Wade 7-for-25 from the field in Game 1

MIAMI -- Dwyane Wade's marvelous postseason has hit its
first snag. Not coincidentally, the Miami Heat are dealing with a
loss for the first time in these NBA playoffs.

Wade, the Heat's superstar second-year guard, was hassled and
harangued Monday night by the Detroit Pistons, who held him to 16
points on 7-for-25 shooting in their 90-81 win over Miami in Game 1
of the Eastern Conference finals.

How did Wade assess his performance? "Terrible," he said.

Yet his confidence level remained high, and he vowed the Heat
would be sharper for Game 2 on Wednesday.

"I'll look at the film tomorrow, see what I have to do
different, see what I have to do to help my team win," Wade said.
"And I will do it. I'm not really worried about that. Good win by
Detroit to come in and get this first one, but we can play a lot

Wade was sensational in Miami's first two playoff sweeps over
New Jersey and Washington, averaging 28.6 points, 8.4 assists and
6.6 rebounds in those eight games while shooting 51.9 percent from
the floor.

His magic was gone in Game 1, when he missed eight straight
shots in one stretch and never showed the dominant air he carried
in the other series. Now, the Heat -- who won 59 regular-season
games and were the East's No. 1 playoff seed -- have lost home-court
advantage to the reigning NBA champions.

"They have a good team defense, but I'm with Flash," Heat
guard Keyon Dooling said, referring to Wade by his nickname. "I
think he's going to bounce back and have a spectacular game."

Wade had decent numbers in three meetings with the Pistons: 17.7
points, 5.7 assists, 5.3 rebounds. But most of those stats came in
a triple-double performance -- 31 points, 10 rebounds, 10 assists --
in Detroit on Dec. 30, when the Heat won 89-78.

Their next regular-season meeting was much different: In Miami
on April 10, with Shaquille O'Neal sidelined by a stomach ailment,
Wade was limited to five points in 21 foul-filled minutes.

And on Monday, with the Pistons' long-armed stalwart defender
Tayshaun Prince shadowing Wade's every move and the likes of Ben
Wallace, Rasheed Wallace and Antonio McDyess swarming the basket,
he was quieted again.

"A lot of those looks that he's used to getting were a little
tougher," Pistons guard Chauncey Billups said. "They had a hand
in his face. And once he got by Tayshaun, he met our second line of
defense. Ben and Rasheed and Dyess, they just help so much. ...
We're not going to try to let him get comfortable."

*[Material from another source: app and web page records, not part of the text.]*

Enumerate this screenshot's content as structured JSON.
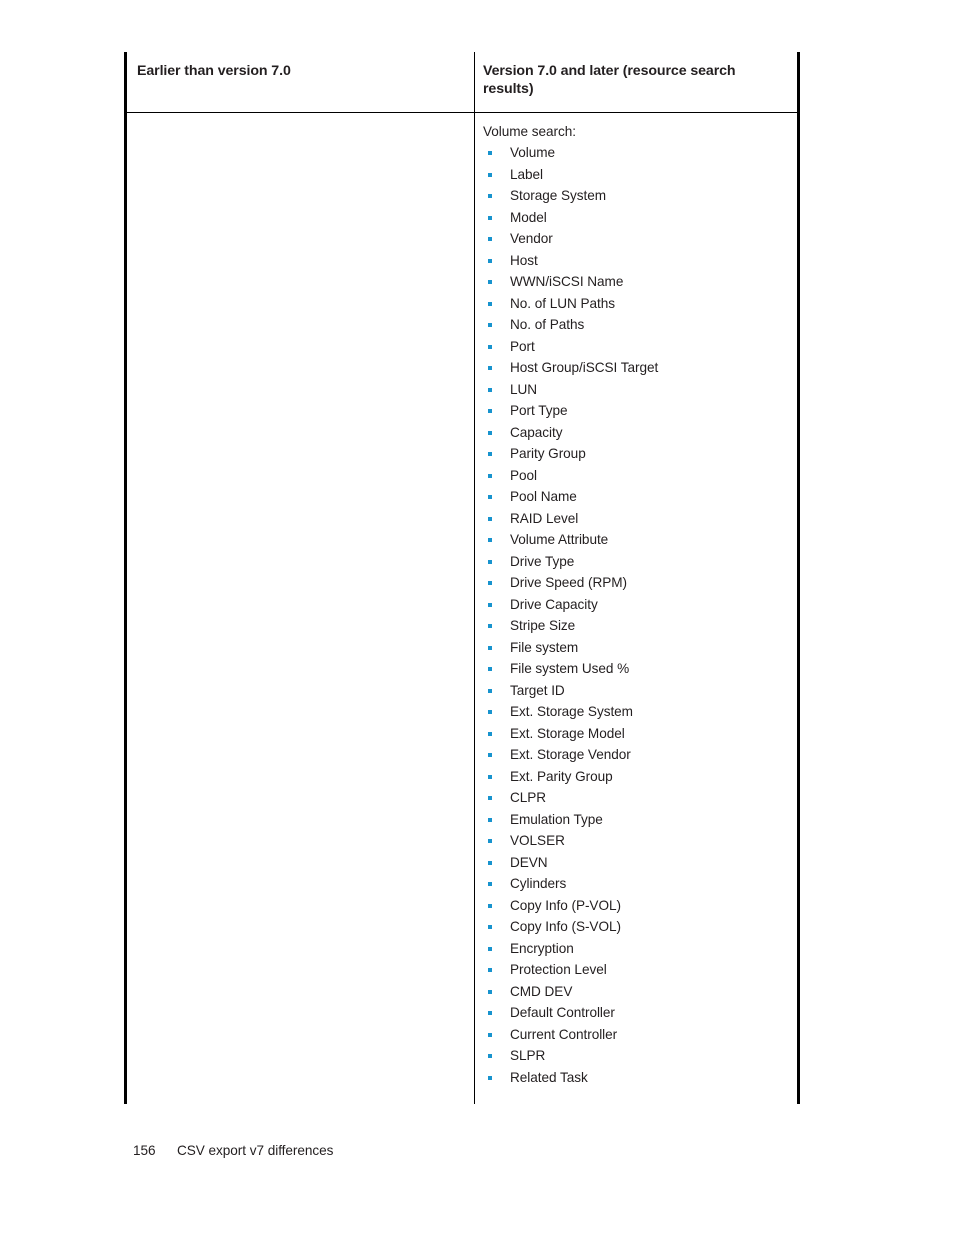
{
  "document": {
    "table": {
      "headers": [
        "Earlier than version 7.0",
        "Version 7.0 and later (resource search results)"
      ],
      "left_column_content": "",
      "right_column": {
        "intro": "Volume search:",
        "items": [
          "Volume",
          "Label",
          "Storage System",
          "Model",
          "Vendor",
          "Host",
          "WWN/iSCSI Name",
          "No. of LUN Paths",
          "No. of Paths",
          "Port",
          "Host Group/iSCSI Target",
          "LUN",
          "Port Type",
          "Capacity",
          "Parity Group",
          "Pool",
          "Pool Name",
          "RAID Level",
          "Volume Attribute",
          "Drive Type",
          "Drive Speed (RPM)",
          "Drive Capacity",
          "Stripe Size",
          "File system",
          "File system Used %",
          "Target ID",
          "Ext. Storage System",
          "Ext. Storage Model",
          "Ext. Storage Vendor",
          "Ext. Parity Group",
          "CLPR",
          "Emulation Type",
          "VOLSER",
          "DEVN",
          "Cylinders",
          "Copy Info (P-VOL)",
          "Copy Info (S-VOL)",
          "Encryption",
          "Protection Level",
          "CMD DEV",
          "Default Controller",
          "Current Controller",
          "SLPR",
          "Related Task"
        ]
      }
    },
    "footer": {
      "page_number": "156",
      "title": "CSV export v7 differences"
    },
    "colors": {
      "bullet": "#1793ce",
      "rule": "#000000",
      "text": "#231f20"
    }
  }
}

Wade's eight straight misses came in the second quarter. His
only basket of that period came with 15.3 seconds left, when he
darted past Billups across the lane and made an acrobatic,
leaning-back shot to give Miami a short-lived, one-point lead.

He scored on a drive to end a 10-0 Detroit run, but the Pistons
wouldn't trail again.

Miami was behind by 14 points in the third quarter and then
rallied to tie it at 80 with 5:11 left.

The comeback, however, was in vain. With the Heat trailing
82-81, Wade missed a 20-footer from the right wing with 4:01

Miami wouldn't score again, and when it was over, all Wade could
do was bow his head slightly and saunter to the locker room.

"It's going to turn around for him," Heat guard Eddie Jones
said. "He doesn't need to worry about anything. He's going to be
back Wednesday night, stronger than ever. We don't worry about
anything. So he missed a few shots. It's OK."